# WORK INSTRUCTIONS
Show, from the records below, all lines that contain the word "title".

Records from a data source

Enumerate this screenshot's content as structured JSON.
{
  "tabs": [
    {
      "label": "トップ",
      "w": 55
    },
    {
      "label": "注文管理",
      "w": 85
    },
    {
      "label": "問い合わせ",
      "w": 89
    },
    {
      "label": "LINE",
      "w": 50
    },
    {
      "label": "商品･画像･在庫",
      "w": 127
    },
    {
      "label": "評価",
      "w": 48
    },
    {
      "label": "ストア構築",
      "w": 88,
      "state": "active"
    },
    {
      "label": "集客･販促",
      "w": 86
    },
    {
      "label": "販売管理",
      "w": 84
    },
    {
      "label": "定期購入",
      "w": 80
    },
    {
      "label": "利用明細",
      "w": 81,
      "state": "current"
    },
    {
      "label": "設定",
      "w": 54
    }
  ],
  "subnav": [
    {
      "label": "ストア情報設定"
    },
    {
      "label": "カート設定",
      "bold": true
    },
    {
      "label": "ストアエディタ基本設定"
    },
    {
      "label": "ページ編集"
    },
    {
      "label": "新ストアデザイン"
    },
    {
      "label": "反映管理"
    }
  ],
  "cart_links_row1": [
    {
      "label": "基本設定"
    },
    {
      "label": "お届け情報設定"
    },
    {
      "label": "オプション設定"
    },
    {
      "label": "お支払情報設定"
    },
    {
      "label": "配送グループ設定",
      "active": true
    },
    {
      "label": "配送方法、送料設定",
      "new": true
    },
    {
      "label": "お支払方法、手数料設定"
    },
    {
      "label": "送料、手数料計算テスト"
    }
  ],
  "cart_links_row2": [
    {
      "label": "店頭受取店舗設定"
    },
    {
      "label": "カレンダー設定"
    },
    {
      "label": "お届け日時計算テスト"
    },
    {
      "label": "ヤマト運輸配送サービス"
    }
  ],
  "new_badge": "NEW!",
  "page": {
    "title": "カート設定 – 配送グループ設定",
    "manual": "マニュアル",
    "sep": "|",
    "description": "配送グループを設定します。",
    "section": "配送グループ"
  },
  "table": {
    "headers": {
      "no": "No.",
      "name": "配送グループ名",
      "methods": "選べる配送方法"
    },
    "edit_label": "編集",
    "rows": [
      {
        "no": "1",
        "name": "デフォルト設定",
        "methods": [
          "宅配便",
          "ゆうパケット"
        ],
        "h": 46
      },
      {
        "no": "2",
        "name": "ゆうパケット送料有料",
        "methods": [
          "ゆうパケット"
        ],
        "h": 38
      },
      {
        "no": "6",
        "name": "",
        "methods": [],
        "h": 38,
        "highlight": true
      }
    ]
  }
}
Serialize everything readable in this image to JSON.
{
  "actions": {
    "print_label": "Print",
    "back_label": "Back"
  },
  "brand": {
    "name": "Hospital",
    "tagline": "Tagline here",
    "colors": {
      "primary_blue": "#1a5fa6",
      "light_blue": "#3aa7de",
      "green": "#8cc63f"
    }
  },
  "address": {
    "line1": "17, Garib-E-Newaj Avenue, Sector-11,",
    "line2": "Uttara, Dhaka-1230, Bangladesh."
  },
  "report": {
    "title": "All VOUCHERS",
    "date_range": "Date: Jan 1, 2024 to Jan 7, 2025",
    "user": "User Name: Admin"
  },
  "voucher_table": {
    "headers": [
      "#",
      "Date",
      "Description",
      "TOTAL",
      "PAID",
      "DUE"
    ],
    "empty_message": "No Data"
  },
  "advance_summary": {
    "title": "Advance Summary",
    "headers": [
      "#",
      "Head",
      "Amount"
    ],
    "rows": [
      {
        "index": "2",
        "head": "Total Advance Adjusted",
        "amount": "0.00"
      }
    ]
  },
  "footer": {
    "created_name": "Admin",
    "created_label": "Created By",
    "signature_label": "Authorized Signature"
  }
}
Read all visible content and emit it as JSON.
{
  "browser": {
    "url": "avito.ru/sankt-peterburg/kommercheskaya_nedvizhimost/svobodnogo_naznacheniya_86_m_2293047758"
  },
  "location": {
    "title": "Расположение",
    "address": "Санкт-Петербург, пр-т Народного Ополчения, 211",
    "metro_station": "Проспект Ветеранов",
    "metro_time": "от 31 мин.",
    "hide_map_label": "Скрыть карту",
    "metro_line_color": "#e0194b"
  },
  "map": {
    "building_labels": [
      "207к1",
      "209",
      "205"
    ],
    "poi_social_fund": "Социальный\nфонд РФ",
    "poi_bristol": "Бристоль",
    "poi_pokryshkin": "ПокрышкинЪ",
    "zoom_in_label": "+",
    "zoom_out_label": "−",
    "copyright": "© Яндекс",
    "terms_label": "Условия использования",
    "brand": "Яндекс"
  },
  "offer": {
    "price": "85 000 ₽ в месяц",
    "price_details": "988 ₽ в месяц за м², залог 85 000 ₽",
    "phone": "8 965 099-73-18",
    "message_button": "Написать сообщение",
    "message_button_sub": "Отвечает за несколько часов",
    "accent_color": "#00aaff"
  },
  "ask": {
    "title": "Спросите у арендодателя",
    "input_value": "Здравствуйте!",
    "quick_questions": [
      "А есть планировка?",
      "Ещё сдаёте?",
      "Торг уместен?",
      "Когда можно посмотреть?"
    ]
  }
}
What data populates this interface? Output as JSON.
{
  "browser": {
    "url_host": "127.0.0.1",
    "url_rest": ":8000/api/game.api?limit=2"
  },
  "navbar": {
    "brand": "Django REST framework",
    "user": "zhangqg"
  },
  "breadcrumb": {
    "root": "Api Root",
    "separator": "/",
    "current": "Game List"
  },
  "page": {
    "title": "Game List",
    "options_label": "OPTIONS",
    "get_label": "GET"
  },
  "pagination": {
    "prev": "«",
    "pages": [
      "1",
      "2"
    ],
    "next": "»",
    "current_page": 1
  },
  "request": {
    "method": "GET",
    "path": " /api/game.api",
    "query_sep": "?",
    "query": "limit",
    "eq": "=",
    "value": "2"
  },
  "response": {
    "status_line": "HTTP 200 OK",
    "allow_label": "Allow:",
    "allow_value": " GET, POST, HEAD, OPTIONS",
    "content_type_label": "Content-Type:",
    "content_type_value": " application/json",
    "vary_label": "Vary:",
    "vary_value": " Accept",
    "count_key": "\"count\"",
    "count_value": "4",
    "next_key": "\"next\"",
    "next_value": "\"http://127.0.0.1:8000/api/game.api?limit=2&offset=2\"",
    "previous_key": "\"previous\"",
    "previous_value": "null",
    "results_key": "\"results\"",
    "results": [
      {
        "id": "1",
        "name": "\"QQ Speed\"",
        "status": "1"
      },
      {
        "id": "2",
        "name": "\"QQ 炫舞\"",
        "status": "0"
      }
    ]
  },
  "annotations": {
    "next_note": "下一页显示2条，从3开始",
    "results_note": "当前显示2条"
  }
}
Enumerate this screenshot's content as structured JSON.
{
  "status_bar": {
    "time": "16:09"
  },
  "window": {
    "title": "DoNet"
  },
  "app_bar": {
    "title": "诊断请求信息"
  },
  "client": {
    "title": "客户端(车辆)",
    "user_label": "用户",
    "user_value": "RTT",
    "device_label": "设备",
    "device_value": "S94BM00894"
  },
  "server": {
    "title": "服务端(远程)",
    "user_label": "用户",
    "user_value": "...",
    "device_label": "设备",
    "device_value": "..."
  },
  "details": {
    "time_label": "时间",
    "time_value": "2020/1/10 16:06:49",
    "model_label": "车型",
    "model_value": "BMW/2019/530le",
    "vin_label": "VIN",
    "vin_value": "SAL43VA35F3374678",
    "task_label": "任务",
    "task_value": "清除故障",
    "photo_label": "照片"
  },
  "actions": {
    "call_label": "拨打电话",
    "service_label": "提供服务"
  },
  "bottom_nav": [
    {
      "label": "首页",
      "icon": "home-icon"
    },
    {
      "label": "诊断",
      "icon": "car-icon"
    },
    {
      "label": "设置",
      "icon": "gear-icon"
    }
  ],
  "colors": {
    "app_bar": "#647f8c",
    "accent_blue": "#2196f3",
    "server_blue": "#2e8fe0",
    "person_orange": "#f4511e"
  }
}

# TASK ANSWER
    "title": "カート設定 – 配送グループ設定",
    "title": "All VOUCHERS",
    "title": "Advance Summary",
    "title": "Расположение",
    "title": "Спросите у арендодателя",
    "title": "Game List",
    "title": "DoNet"
    "title": "诊断请求信息"
    "title": "客户端(车辆)",
    "title": "服务端(远程)",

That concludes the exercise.